Can you imagine the things in this world that these kids haven’t done, or seen? They had never seen anyone shave, and they thought that Papa and his shaving cream was so funny. They have eaten a fairly limited range of food, so we have tried to order things for them they are familiar with but throw in a few that they weren’t (sparkling water was a hilarious find for them, potato chips were fabulous, French fries are terrific). They had never been to church, or to an amusement park (more about those later). And my favorite experience so far--they had obviously not taken many baths. We have this high-tech Japanese shower, that is small like a shower but is deep enough in the bottom to run a bath about 5-6 inches deep. Now Rita absolutely loves filling that up and taking a bath, but Serge panicked and cried and clung at the thought of getting in a bath. We stuck him in one night, kicking and screaming, and 10 minutes later you’d never know it was such an issue--they had a ball in their together, playing with the Army Seal plastic guys and spraying each other with the hand shower. He cried of course when he had to come out. We have great video of this one…. Anyway, photos in this area show the incredibly exciting things that we have been doing to entertain ourselves--seeing who can walk with a bottle on their head the furthest, babysitting the other infants while their parents shop or take a break, playing horsey, and applying princess stickers in the oddest places.

Three interesting things today, though:

(1) It was Palm Sunday, and we took the kids to the Russian Orthodox church nearby for services.
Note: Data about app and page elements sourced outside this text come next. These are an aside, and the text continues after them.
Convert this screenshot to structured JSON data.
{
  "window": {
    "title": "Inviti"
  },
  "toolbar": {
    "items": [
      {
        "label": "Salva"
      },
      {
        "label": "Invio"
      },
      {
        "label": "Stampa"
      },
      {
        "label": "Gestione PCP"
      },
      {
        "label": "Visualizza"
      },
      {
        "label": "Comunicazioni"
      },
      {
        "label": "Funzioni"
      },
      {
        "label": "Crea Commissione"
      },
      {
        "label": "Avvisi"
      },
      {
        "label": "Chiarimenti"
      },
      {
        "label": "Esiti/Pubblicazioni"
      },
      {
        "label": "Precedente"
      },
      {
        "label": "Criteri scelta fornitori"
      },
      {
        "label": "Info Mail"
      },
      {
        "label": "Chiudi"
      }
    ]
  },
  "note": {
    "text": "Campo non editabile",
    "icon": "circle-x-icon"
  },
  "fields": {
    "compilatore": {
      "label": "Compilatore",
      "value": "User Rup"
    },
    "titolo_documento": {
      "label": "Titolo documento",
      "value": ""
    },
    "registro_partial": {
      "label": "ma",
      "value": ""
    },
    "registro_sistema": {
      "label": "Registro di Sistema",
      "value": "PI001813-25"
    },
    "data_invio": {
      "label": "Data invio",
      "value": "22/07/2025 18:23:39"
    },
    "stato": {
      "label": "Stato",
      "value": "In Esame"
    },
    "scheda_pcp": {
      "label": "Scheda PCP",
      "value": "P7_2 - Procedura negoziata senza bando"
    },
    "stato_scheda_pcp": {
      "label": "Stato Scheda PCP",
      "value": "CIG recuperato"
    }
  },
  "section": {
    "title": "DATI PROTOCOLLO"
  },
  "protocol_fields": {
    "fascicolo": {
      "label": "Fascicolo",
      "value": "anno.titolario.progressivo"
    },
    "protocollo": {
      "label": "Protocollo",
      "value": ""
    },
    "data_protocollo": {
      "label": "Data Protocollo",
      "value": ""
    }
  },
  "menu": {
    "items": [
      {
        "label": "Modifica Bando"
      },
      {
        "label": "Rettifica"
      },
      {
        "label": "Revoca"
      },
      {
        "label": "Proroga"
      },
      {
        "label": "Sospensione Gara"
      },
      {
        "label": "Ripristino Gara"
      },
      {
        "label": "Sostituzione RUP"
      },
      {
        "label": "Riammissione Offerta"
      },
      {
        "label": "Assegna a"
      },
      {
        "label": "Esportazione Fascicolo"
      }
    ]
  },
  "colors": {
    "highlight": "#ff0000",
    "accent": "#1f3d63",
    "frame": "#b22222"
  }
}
It was so packed that we couldn’t get into the church, except to stick our heads in to see the icons and the priest. Palm fronds are, I guess, in short supply here in land-locked and high-elevation Kyrgyzstan, so they use pussy willow branches as their representation of the palm fronds laid out for Jesus. It was all lovely and though we didn’t see the service, it was very moving to see all the people. A kindly lady with a little knowledge of English explained to Rita and Sergey the meaning of Palm Sunday, since they didn’t seem to know.

(2) We went to a neat amusement park, situated in the main downtown park area. The kiddie rides were ancient but most seemed to be safe, so despite cold temps and a little drizzle, we spent a couple of hours there, letting the kids ride and eat chips and play the midway games. Rita had a fine time; Sergey did too I think but he had a little difficulty with “transitions” as they say in child development--difficulty leaving one fun activity to go in search of another.

(3) Not long after we got back to the hotel we had to evacuate, due to a phoned-in bomb threat! It was pretty disconcerting, but the hotel staff was great and quickly made arrangements for us to sit inside a police car, and later a hotel van, with our children (remember there are two infants in our group), rather than all stand outside in the cold and drizzle. After about 1 ½ hours we were cleared to go back inside; nothing was found and the policeman told us it was likely an April Fool’s Day joke (yes, it’s a tradition here, I guess).

Well, tomorrow we head to Almaty, a 4-5 hour van ride, to visit the regional US Embassy for medical exams and paperwork. We will try and post on Tuesday night, as we arrive in Almaty late tomorrow night. I guess you can say we are in the home stretch….

Love to all.